      Then they shouldn't use it. Problem solved. This is called freedom.

      "6. Misuse by criminals would lead to tarnishing of all non-fiat currencies."

      Define "criminals". Are you talking about drug dealers? Newsflash. Libertarians have no problems with drug dealers. Or with weapons dealers.
      And tarnishing of "non-fiat currencies"? In the eyes of whom? People who don't even see what is immoral about the fiat currency they have been using and have embraced, and the violence of the state they've legitimized?
      But the funniest of all of this: that apparently the use of ALL money, including gold, silver and fiat currencies are being used by criminals yet these have somehow NOT tarnished these currencies. But Bitcoin would somehow be "tarnished" just because it is used by criminals.
      How more blatant can someone's bias and hatred for Bitcoin get than to use such nonsense double standard argument?

      "7. Being repeatedly associated with libertarianism puts whole libertarian movement in a bad light when criminal networks use it."

      Criminal networks have used gold, silver, diamonds, liquor, gambling, drugs etc.
      QUICK, libertarians. Let's all reject these because criminal networks have used them and continue to use them.
      And again, in a bad light to whom? I always have this itch i can't seem to scratch whenever i encounter a "libertarian" who is worried about his reputation and standing in the eyes of the general public. I think it's my BS-alert going off.

      "11. Likely to be a psyop to show necessity of government regulation or issue of coin."

      Let's forget your paranoia for the moment.
      What's left is we can see that fortunately fiat currency and all other generally accepted currencies have not shown a necessity of government regulation or issuance. Those are all genuinely FREE from government meddling, aren't they? (this is sarcasm)
      Hey, let's reject Bitcoin because government WANTS to regulate and issue it. As if they wouldn't want to regulate your toilet habits.
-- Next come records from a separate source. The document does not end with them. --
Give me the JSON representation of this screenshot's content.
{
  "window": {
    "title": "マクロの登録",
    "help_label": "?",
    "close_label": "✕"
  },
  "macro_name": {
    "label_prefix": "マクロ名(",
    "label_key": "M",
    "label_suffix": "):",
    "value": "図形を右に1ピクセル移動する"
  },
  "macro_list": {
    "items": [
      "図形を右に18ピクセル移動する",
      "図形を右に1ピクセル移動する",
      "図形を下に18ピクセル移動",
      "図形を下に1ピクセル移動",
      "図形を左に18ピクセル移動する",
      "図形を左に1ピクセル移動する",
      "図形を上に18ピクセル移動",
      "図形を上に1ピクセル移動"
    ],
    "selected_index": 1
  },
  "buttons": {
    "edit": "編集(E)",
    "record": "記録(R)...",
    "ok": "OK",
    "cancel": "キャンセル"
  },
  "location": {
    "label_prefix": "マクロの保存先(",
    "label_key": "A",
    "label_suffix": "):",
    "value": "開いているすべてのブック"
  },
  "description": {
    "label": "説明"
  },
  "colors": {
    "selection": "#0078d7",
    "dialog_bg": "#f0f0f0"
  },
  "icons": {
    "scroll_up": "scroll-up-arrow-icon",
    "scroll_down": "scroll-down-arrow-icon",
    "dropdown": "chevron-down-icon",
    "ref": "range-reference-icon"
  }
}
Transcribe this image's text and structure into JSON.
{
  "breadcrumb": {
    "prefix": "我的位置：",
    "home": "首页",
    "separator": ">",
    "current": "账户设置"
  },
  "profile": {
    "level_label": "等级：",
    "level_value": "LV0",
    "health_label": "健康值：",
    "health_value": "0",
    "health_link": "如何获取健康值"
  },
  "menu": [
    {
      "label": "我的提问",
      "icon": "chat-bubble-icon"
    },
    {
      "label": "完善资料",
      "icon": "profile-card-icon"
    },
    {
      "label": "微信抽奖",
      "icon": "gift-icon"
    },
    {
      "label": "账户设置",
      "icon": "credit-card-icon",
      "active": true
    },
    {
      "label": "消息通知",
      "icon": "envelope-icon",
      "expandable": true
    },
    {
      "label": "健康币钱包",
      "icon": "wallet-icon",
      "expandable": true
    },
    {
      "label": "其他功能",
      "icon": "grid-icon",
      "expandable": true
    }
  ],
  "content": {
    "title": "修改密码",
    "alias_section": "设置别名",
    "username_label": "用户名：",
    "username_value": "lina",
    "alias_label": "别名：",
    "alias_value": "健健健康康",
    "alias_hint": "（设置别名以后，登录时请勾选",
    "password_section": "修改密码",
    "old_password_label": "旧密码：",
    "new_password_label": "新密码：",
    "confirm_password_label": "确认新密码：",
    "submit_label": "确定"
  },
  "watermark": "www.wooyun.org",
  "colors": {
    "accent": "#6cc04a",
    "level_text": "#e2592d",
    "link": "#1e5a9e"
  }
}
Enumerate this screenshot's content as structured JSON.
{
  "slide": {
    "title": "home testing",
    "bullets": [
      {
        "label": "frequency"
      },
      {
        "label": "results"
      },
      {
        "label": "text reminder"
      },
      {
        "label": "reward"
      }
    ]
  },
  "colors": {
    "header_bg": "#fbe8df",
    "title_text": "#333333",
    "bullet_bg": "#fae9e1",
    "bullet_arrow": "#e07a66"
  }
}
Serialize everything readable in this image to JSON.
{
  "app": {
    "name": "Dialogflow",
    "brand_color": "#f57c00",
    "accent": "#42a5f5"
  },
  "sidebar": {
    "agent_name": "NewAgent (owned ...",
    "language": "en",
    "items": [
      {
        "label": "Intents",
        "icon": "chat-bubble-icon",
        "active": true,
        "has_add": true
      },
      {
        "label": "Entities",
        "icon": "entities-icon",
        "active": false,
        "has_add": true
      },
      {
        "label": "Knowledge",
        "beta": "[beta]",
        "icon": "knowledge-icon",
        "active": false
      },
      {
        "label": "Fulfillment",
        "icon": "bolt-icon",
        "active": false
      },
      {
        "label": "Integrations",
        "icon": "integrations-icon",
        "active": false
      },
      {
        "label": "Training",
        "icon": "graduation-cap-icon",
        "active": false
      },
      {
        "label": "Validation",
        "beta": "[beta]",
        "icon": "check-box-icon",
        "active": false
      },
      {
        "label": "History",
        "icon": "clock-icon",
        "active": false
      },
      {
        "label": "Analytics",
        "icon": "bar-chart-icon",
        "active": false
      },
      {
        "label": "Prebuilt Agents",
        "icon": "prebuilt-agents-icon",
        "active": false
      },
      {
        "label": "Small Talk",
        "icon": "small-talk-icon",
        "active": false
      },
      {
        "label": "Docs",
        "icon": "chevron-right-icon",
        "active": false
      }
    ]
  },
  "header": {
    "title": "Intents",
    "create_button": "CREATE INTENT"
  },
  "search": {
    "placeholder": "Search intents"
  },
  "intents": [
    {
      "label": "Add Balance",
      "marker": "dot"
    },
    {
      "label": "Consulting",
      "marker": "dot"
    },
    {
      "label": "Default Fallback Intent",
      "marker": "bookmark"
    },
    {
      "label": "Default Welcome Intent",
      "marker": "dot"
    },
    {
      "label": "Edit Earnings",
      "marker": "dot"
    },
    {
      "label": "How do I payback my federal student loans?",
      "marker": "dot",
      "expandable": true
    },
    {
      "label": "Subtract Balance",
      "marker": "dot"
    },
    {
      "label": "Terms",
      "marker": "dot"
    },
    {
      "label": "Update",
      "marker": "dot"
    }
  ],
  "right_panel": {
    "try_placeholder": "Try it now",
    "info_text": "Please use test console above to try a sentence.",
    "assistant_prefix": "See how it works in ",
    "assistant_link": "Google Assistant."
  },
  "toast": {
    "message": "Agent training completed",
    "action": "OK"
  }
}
Duh. This is the point where you ignore the simple fact that government will want to regulate Bitcoin regardless of any lame excuse they come up with. Because they're the government. It's how they roll.

      "But, Tony, Edward, and all other financial geniuses on this board...

      GO BTC!!"

      This is why i am utterly convinced there are personal issues involved with the hatred of Bitcoin. The mere notion that there are people who refuse to jump on the "hate Bitcoin" bandwagon here has some people's panties in a wad. You can see the contempt dripping from the words of the likes of "anonymous" and you have to ask: what's with the emotion and the sheer bias of these individuals? Why are they so god-almighty upset at dissenters of their theories about Bitcoin?
      They sound like liberals confronted with people who think it might be a good idea to let a free market play out to see what happens.
      If you're right, then Bitcoin will fail and people will stop using it. Lesson learned. So what are you people so worried about? It can only be the mere possibility that maybe, just maybe, you turn out to be WRONG.

  11. What happens when the power goes out? Can I use bitcoins? I'll stick with hard money, gold and silver in my possession. Gold and silver are widely recognized all over the world. let me know how bitcoin has done in another thousand years. I'll stick with gold.

  12. @Anonymous

    I googled some of the threads you mentioned. BTC looks like a con to me. But I agree with you it has too many problems.